State how many lines of the records contain the string "value". Give the number alone.

Extracted information
-------
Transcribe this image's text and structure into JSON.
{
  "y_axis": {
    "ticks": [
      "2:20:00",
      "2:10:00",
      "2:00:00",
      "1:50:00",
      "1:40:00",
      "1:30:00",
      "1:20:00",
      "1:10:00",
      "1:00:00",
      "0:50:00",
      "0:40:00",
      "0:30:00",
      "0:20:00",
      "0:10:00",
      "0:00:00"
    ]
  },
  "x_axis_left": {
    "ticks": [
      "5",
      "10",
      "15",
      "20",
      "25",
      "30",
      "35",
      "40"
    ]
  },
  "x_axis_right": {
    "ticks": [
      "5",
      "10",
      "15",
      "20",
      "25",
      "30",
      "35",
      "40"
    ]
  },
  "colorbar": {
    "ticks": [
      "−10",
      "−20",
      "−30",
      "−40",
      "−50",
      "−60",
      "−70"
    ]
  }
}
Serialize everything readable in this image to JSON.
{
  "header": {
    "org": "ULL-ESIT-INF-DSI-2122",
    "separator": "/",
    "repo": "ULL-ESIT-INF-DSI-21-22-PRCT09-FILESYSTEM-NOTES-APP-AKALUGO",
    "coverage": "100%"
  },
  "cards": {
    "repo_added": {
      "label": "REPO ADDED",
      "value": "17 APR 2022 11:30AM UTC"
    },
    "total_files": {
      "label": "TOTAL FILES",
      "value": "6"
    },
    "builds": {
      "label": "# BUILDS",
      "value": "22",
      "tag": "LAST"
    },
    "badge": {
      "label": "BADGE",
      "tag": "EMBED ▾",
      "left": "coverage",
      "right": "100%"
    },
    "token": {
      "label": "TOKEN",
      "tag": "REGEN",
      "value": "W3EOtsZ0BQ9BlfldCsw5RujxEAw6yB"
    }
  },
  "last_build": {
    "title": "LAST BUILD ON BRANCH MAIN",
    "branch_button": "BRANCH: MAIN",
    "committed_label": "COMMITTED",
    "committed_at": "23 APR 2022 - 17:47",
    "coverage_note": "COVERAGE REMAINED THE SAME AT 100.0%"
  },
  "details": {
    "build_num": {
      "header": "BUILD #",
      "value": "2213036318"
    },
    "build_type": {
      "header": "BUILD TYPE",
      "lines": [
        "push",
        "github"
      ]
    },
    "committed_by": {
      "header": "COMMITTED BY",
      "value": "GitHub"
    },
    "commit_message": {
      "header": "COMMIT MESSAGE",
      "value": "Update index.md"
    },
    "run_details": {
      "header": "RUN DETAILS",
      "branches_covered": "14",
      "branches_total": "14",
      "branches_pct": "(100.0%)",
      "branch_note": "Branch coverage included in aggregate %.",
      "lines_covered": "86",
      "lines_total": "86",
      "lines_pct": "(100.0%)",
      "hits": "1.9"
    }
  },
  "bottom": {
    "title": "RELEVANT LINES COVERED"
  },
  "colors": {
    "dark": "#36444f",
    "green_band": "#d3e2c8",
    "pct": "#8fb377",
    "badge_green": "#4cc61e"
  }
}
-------
Task output
7